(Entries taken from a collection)
== == ==

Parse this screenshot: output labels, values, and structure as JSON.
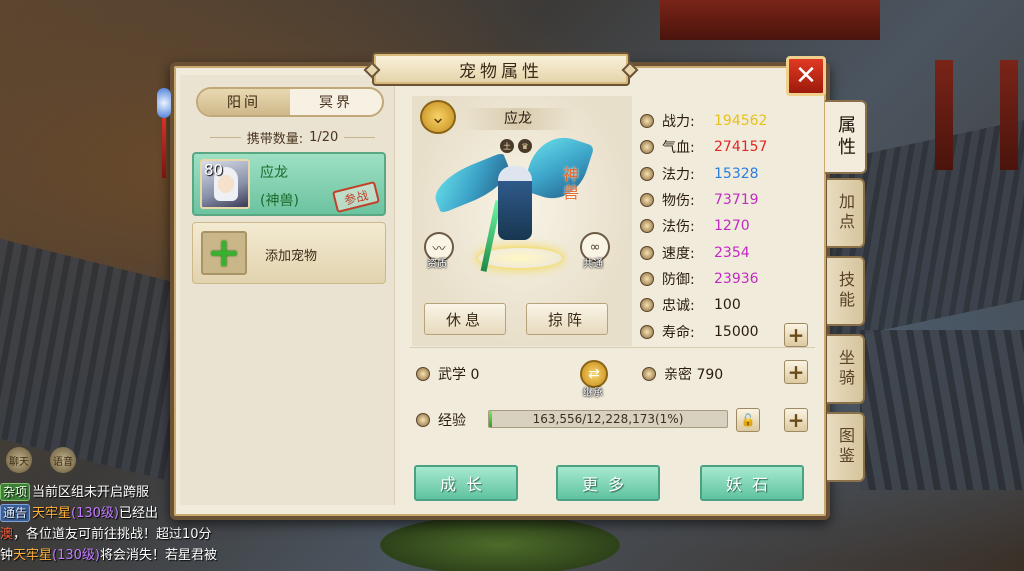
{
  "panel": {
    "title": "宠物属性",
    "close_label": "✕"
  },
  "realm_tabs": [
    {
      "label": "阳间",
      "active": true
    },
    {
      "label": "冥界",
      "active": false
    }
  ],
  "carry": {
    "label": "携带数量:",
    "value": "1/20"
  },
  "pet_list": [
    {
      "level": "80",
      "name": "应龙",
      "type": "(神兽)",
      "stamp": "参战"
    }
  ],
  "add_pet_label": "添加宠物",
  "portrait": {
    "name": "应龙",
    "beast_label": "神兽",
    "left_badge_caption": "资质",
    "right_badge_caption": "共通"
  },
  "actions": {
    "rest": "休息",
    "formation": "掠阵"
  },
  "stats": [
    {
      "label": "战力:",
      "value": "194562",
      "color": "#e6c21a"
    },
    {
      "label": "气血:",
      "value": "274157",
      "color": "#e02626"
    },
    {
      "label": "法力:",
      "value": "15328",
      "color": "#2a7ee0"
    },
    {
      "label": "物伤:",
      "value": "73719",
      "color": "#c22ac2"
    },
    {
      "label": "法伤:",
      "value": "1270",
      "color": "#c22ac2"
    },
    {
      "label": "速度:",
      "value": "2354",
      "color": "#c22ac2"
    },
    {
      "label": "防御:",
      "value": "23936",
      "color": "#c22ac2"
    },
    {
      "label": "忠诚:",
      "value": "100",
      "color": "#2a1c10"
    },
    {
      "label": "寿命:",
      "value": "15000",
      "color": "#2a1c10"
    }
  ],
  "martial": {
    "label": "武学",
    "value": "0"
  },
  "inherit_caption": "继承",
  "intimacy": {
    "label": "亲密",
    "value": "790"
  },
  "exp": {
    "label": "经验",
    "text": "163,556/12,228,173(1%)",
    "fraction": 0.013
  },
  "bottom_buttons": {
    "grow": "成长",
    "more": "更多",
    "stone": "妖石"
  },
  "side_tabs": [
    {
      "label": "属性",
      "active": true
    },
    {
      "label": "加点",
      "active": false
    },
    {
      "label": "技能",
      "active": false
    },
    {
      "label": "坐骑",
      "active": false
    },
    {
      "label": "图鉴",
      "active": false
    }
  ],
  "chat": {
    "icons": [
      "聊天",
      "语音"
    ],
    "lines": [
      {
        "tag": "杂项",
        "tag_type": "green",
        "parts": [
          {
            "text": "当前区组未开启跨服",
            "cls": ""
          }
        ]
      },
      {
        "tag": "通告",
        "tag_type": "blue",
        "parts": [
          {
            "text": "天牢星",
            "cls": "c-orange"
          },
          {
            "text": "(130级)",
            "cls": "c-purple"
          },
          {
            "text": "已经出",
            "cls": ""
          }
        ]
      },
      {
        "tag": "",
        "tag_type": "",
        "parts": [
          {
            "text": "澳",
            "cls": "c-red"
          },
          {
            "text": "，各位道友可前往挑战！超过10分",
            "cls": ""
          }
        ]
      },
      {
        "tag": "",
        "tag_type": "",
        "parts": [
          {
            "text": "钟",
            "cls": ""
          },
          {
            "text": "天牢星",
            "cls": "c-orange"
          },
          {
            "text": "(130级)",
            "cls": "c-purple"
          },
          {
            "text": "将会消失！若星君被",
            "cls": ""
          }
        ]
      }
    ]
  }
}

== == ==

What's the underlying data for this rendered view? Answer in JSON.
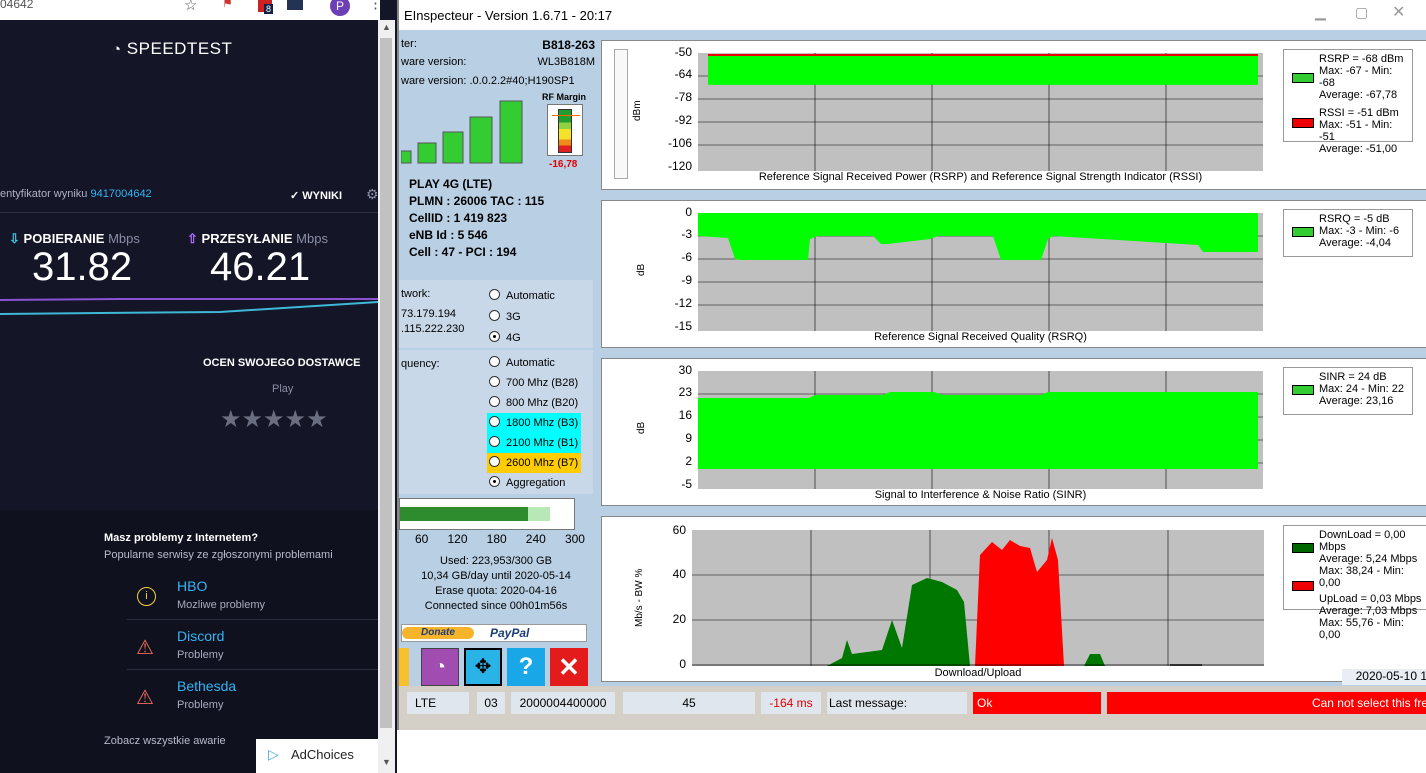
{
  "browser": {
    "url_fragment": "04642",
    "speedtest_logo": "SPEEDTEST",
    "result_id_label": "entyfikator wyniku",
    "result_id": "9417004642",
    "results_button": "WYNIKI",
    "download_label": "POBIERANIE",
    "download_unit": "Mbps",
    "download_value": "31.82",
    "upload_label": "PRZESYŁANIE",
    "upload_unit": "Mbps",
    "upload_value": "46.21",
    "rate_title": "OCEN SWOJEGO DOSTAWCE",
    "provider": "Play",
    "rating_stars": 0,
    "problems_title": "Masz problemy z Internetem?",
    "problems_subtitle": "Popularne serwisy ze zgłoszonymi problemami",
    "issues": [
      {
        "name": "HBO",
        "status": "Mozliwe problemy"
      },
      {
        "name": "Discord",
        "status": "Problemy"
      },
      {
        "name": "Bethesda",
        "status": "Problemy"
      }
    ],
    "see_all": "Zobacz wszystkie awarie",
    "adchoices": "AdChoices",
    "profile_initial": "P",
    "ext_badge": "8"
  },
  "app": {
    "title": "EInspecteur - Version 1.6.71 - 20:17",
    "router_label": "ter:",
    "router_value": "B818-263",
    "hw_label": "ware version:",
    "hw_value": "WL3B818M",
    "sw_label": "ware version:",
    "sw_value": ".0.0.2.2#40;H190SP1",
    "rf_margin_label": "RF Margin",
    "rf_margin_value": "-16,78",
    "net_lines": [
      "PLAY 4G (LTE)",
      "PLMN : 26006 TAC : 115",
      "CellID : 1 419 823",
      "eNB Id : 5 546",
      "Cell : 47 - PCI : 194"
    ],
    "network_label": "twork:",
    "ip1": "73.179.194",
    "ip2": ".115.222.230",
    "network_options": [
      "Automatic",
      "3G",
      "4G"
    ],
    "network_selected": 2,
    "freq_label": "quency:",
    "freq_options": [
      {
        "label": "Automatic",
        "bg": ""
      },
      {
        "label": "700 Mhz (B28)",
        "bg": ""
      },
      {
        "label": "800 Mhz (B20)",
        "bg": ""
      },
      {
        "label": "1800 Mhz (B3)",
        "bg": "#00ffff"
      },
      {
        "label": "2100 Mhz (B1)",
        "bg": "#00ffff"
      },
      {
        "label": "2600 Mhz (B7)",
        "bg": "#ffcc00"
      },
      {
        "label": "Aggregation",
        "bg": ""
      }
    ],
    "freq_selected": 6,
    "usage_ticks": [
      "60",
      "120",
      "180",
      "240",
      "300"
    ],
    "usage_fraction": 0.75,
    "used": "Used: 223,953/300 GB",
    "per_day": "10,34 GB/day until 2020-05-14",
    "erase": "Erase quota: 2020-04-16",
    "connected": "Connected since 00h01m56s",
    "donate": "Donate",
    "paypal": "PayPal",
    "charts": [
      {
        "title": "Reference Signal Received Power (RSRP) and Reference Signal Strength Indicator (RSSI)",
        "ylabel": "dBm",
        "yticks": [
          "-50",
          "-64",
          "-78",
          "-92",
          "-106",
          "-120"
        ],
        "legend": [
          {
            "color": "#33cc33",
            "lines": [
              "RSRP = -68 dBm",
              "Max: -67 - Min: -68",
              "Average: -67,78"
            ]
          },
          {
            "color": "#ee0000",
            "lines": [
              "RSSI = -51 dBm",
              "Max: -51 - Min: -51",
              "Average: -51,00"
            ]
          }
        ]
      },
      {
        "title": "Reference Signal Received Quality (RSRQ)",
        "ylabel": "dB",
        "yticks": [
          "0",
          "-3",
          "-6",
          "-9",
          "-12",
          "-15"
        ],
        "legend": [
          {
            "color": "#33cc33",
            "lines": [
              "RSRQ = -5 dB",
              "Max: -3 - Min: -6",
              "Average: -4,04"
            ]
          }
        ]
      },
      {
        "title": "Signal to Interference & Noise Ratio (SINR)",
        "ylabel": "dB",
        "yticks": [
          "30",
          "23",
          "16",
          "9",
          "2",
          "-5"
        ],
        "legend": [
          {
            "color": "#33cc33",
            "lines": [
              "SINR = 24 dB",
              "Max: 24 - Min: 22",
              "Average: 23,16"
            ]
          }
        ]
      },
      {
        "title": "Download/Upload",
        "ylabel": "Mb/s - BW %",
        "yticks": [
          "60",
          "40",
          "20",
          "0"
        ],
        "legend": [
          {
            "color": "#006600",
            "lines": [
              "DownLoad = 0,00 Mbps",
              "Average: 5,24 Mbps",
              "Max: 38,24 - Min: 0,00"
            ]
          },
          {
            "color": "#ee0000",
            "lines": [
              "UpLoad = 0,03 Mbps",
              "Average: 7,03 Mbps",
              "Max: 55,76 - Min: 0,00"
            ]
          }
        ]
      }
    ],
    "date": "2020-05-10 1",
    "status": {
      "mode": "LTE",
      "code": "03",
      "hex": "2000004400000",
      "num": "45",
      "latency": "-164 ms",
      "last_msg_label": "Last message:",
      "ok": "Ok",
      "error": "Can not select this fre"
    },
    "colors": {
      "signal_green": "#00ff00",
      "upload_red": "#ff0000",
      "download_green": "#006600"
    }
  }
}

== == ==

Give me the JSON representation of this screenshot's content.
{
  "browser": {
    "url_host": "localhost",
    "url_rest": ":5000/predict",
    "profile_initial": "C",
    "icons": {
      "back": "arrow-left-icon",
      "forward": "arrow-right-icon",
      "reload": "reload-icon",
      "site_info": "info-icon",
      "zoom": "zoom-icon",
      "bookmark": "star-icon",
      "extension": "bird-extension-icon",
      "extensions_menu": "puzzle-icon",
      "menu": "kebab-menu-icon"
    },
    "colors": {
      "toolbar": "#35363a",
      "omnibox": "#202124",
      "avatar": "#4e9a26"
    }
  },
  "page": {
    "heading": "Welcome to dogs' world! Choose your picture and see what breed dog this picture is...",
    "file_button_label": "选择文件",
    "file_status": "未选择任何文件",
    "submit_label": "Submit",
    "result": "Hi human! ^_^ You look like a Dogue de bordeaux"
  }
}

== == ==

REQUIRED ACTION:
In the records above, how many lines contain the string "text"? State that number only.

TASK RESPONSE:
11